Rex kept alive with glitzy affair
Eight years ago, Rex Nettleford, artistic director of the National Dance Theatre Company (NDTC) and pro-vice chancellor of the University of the West Indies (UWI) Mona, passed away. And although his time on earth is up, he continues to impact Jamaicans, their culture, and their academics through the work of The Rex Nettleford Foundation.
A full house turned out at the Little Theatre, St Andrew, on Tuesday to relive some of Nettleford's choreographic works while, at the same time, celebrating with two young Jamaicans, Nicholas McIntyre and Cushema Weir. The two were the recipients of the 2018 Rex Nettleford Foundation Cornwall College Award and the Rex Nettleford Hall Award.
The occasion was also used to honour Barry Moncrieffe, the NDTC's immediate past artistic director.
The evening's event, which was dubbed 'Remembering Rex', began with a brief welcome from the Rex Nettleford Foundation's chairman Ambassador Richard Bernal. Performances came from the NDTC dancers and the University Singers. Both groups showcased not only amazing talents and creativity, but also a knack for selecting appropriate pieces.
This was the case of the opening selection, the dynamically arranged Lift Every Voice and Sing performed by the smartly attired University Singers. Franklin Halliburton conducted.
A combined performance of The Lord's Prayer from Halliburton and NDTC's newly appointed artistic director, Marlon Simms, followed. Both were impressive in their respective disciplines.
The full choir returned with a showstopping rendition of Ave Maria, and subsequently delivered Seasons of Love (from the musical Rent). The singers ended their thrilling performance with Rocksteady Suite, arranged by Djenne Greaves and choreographed by Rex Nettleford.
The NDTC performed excerpts of Troy Powell's Unscathed, choreographed in 2015, and Nettleford's Tintinnabulum, choreographed in 1997. The dances were performed as homage to the company's late artistic director.
Nettleford's Kumina (1971) also seemed to serve as the ceremonial handing over of the artistic directorship of the NDTC to Simms.
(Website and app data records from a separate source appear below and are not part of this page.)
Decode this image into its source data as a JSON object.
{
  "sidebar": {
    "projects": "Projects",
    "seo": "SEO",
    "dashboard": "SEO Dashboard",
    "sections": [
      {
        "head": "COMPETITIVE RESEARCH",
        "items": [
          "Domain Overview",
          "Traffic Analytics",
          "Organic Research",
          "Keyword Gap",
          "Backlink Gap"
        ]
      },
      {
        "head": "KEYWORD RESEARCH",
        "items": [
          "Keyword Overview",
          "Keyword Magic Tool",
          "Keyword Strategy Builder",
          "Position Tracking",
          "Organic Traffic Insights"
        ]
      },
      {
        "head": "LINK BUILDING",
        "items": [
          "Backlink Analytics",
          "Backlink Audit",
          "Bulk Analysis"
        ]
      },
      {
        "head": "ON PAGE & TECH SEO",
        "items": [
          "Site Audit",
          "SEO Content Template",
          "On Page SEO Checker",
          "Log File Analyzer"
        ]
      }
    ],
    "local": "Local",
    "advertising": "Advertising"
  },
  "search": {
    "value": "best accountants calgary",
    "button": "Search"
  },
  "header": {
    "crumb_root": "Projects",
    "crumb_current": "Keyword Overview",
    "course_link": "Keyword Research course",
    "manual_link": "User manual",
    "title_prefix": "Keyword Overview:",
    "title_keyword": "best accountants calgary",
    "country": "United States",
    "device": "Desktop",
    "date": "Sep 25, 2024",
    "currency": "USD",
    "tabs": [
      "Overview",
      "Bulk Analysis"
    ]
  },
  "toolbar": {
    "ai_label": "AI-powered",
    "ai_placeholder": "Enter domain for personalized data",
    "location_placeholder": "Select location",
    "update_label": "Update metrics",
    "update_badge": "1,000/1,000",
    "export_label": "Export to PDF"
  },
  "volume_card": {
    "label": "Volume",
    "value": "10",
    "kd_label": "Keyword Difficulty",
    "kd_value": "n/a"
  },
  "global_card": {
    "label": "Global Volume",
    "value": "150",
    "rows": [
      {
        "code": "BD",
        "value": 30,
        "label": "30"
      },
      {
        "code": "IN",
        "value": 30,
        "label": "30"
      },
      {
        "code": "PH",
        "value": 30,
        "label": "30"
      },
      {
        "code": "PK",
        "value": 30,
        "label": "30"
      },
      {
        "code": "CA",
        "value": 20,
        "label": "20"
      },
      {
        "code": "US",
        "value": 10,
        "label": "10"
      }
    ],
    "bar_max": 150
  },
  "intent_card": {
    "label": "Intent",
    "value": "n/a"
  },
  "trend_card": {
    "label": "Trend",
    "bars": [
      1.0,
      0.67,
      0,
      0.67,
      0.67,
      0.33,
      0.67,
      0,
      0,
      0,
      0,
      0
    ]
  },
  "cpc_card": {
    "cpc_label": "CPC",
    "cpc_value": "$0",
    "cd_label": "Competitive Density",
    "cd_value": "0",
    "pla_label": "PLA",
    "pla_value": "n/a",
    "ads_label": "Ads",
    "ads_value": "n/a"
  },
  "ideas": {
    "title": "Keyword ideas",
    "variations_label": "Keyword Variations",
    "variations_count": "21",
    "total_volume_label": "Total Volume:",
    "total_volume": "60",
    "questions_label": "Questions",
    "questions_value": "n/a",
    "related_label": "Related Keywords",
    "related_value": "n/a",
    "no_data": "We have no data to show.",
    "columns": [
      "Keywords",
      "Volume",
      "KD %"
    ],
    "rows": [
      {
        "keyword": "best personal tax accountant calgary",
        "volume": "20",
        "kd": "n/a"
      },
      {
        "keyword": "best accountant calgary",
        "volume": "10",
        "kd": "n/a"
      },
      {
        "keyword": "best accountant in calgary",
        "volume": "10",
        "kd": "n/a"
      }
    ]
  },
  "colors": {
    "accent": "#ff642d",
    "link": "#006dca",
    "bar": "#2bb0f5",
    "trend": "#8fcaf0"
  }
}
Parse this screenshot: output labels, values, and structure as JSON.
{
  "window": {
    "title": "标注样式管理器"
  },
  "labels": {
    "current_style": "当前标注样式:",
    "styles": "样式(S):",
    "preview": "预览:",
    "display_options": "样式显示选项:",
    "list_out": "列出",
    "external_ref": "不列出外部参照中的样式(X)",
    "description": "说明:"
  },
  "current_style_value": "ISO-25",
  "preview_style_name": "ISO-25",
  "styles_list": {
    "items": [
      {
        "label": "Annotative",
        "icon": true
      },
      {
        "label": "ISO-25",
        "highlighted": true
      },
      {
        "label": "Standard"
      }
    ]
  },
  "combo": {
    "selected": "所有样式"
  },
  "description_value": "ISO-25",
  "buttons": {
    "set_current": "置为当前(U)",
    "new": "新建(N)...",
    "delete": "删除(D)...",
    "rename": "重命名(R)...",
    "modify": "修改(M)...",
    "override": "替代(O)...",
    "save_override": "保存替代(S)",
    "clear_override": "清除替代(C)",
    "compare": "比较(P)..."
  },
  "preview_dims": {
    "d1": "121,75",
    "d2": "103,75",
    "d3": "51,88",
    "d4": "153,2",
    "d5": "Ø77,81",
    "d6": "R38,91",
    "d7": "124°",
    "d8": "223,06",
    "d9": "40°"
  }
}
Simms danced the king, a role performed by Rex. The queen was danced by Keita-Marie Chamberlin, another indication of the passing of the guard to the present generation of dancers.